**What to produce:** Scan the data beneath this task and copy each line that includes "affiliates".

═════ Dataset extract

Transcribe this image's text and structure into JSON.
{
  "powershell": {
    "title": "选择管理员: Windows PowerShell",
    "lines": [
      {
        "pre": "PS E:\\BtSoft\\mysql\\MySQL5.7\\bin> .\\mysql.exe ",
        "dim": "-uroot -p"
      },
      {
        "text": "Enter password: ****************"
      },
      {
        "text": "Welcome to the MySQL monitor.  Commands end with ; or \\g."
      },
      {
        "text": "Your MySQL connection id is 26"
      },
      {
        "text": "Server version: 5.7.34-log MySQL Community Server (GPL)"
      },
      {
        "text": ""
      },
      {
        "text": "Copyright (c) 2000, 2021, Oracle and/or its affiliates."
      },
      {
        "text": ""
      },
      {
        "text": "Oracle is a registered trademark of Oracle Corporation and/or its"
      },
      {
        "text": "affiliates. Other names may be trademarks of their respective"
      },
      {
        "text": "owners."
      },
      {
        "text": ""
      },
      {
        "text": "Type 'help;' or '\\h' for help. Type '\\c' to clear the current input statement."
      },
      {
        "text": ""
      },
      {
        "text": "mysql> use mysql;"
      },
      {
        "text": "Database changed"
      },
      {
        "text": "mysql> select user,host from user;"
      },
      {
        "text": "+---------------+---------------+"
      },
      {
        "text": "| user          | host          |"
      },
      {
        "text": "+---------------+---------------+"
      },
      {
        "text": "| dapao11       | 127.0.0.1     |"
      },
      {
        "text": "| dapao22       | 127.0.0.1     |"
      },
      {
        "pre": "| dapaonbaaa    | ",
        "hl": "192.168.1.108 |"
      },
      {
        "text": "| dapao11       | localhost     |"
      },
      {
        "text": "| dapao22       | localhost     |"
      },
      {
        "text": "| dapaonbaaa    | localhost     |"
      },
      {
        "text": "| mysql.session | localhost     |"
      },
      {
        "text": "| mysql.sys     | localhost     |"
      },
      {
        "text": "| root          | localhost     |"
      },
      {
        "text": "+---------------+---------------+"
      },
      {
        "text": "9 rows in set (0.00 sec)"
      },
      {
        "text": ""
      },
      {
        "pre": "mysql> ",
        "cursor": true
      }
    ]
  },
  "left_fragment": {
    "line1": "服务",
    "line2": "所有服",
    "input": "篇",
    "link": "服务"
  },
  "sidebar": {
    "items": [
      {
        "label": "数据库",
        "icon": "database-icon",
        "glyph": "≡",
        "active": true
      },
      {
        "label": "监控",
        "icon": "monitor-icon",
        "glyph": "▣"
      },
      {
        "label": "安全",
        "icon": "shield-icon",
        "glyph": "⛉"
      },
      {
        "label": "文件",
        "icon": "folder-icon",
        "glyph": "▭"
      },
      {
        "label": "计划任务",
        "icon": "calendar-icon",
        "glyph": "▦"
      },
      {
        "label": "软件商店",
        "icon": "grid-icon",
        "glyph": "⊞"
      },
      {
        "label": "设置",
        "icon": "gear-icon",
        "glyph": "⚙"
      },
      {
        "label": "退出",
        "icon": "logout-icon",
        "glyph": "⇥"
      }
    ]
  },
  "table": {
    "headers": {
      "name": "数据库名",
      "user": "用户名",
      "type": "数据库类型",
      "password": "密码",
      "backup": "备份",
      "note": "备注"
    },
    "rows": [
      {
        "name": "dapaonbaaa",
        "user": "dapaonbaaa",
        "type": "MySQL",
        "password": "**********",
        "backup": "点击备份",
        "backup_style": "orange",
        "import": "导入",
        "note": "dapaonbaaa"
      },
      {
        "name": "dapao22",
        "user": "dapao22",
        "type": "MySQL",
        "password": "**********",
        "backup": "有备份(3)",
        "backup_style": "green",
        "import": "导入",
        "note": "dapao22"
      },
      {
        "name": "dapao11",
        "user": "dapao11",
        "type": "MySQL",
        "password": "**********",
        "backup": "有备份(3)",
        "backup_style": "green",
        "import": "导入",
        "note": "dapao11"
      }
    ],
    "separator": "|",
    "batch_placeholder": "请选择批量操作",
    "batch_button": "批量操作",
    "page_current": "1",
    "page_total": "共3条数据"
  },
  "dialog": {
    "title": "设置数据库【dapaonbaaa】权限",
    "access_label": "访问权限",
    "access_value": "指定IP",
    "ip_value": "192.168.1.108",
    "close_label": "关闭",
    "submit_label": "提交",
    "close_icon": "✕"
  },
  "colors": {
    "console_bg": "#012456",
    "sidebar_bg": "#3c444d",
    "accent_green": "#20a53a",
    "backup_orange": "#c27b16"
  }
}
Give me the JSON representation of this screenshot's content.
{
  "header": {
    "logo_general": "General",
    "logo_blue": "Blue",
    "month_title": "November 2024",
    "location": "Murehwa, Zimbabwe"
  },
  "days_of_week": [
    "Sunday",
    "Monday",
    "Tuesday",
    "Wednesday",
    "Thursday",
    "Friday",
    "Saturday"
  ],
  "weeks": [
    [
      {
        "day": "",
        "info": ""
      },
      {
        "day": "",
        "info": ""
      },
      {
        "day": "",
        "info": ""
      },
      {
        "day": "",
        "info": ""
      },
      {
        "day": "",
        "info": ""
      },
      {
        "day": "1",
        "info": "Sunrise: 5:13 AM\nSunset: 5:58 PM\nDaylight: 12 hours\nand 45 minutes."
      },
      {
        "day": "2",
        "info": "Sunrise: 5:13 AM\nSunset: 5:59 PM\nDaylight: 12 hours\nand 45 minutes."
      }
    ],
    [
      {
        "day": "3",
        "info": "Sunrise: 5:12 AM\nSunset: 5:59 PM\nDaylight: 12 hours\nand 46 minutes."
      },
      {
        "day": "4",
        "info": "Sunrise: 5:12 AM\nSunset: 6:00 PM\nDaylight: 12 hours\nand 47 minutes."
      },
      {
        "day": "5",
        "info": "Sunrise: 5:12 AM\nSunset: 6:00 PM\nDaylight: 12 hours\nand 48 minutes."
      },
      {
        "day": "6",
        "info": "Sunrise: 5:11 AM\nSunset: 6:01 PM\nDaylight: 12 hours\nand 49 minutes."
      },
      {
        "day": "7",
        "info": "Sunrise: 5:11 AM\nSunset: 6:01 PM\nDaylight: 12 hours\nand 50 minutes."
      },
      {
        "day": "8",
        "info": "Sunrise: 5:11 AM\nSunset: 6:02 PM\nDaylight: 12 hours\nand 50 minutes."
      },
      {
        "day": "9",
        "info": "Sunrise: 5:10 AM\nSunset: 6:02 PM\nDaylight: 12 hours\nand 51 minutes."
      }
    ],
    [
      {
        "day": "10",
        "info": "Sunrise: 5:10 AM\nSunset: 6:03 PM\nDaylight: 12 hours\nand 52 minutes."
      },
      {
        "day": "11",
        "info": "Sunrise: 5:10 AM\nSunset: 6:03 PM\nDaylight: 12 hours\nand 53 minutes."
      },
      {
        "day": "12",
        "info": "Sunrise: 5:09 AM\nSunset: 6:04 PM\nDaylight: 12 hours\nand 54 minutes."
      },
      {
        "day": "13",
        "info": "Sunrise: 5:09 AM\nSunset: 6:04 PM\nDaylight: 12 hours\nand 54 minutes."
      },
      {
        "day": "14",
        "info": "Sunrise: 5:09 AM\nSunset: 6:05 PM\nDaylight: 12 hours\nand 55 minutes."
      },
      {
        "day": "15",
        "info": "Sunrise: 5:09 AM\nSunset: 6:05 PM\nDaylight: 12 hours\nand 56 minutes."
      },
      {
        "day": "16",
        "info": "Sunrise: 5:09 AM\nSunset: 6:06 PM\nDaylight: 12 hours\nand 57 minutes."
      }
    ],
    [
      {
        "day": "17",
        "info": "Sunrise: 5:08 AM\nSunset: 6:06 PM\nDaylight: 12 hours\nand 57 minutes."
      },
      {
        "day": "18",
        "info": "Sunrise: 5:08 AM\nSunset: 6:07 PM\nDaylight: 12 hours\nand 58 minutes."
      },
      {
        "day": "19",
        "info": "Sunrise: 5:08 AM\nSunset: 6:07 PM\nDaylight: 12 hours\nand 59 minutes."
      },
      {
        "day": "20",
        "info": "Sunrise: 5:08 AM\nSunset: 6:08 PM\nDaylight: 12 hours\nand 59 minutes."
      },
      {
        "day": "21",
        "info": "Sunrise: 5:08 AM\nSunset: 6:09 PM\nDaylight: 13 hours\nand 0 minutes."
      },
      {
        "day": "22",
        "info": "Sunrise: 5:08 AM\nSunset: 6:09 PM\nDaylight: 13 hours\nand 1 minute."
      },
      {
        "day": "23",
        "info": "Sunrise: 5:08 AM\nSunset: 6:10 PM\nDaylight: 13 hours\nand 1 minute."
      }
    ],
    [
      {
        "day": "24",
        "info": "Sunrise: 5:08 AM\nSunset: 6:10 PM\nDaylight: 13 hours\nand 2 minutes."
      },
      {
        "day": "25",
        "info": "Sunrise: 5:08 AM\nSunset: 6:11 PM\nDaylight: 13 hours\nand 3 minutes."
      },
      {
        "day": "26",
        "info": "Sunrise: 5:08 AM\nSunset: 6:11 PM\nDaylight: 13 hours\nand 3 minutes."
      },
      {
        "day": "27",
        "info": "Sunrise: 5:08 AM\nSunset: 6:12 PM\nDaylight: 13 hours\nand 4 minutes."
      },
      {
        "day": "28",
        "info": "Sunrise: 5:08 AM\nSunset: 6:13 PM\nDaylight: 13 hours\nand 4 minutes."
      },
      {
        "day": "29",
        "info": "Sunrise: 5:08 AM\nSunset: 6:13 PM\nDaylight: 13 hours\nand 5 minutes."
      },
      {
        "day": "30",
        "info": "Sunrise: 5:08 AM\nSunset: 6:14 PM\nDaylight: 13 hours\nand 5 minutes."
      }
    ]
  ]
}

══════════

**Task result:**
        "text": "Copyright (c) 2000, 2021, Oracle and/or its affiliates."
        "text": "affiliates. Other names may be trademarks of their respective"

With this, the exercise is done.